(Items from an interface collection)
···

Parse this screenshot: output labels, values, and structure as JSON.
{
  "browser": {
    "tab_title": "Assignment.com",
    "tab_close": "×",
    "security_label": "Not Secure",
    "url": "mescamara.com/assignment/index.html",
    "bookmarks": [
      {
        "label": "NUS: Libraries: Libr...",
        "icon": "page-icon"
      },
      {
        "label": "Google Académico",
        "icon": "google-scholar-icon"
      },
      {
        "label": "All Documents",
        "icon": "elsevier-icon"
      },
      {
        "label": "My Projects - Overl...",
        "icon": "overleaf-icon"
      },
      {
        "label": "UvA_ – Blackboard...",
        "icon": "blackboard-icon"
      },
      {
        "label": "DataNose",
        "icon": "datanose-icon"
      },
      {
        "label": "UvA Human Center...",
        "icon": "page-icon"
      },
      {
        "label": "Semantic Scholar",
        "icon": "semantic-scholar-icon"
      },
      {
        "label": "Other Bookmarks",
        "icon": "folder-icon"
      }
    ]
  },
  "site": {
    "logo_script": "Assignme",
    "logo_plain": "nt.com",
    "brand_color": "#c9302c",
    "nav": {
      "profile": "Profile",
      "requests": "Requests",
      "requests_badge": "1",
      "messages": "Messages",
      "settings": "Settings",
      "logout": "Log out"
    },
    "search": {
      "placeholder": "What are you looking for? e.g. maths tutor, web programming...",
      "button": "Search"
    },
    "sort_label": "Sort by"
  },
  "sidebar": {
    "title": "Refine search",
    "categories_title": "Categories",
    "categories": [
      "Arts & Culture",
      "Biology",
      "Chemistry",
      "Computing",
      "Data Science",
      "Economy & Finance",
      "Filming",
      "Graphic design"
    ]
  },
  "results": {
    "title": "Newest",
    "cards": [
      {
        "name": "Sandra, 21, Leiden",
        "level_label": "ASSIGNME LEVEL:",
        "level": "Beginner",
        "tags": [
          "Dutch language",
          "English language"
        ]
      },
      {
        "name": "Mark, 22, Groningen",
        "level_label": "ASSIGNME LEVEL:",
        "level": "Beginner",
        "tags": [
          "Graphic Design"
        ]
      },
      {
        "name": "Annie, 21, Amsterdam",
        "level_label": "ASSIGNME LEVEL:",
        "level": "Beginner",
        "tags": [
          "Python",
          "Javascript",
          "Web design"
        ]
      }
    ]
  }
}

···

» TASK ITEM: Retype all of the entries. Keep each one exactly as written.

» SOLUTION:
Parse this screenshot: output labels, values, and structure as JSON.
{
  "browser": {
    "tab_title": "Assignment.com",
    "tab_close": "×",
    "security_label": "Not Secure",
    "url": "mescamara.com/assignment/index.html",
    "bookmarks": [
      {
        "label": "NUS: Libraries: Libr...",
        "icon": "page-icon"
      },
      {
        "label": "Google Académico",
        "icon": "google-scholar-icon"
      },
      {
        "label": "All Documents",
        "icon": "elsevier-icon"
      },
      {
        "label": "My Projects - Overl...",
        "icon": "overleaf-icon"
      },
      {
        "label": "UvA_ – Blackboard...",
        "icon": "blackboard-icon"
      },
      {
        "label": "DataNose",
        "icon": "datanose-icon"
      },
      {
        "label": "UvA Human Center...",
        "icon": "page-icon"
      },
      {
        "label": "Semantic Scholar",
        "icon": "semantic-scholar-icon"
      },
      {
        "label": "Other Bookmarks",
        "icon": "folder-icon"
      }
    ]
  },
  "site": {
    "logo_script": "Assignme",
    "logo_plain": "nt.com",
    "brand_color": "#c9302c",
    "nav": {
      "profile": "Profile",
      "requests": "Requests",
      "requests_badge": "1",
      "messages": "Messages",
      "settings": "Settings",
      "logout": "Log out"
    },
    "search": {
      "placeholder": "What are you looking for? e.g. maths tutor, web programming...",
      "button": "Search"
    },
    "sort_label": "Sort by"
  },
  "sidebar": {
    "title": "Refine search",
    "categories_title": "Categories",
    "categories": [
      "Arts & Culture",
      "Biology",
      "Chemistry",
      "Computing",
      "Data Science",
      "Economy & Finance",
      "Filming",
      "Graphic design"
    ]
  },
  "results": {
    "title": "Newest",
    "cards": [
      {
        "name": "Sandra, 21, Leiden",
        "level_label": "ASSIGNME LEVEL:",
        "level": "Beginner",
        "tags": [
          "Dutch language",
          "English language"
        ]
      },
      {
        "name": "Mark, 22, Groningen",
        "level_label": "ASSIGNME LEVEL:",
        "level": "Beginner",
        "tags": [
          "Graphic Design"
        ]
      },
      {
        "name": "Annie, 21, Amsterdam",
        "level_label": "ASSIGNME LEVEL:",
        "level": "Beginner",
        "tags": [
          "Python",
          "Javascript",
          "Web design"
        ]
      }
    ]
  }
}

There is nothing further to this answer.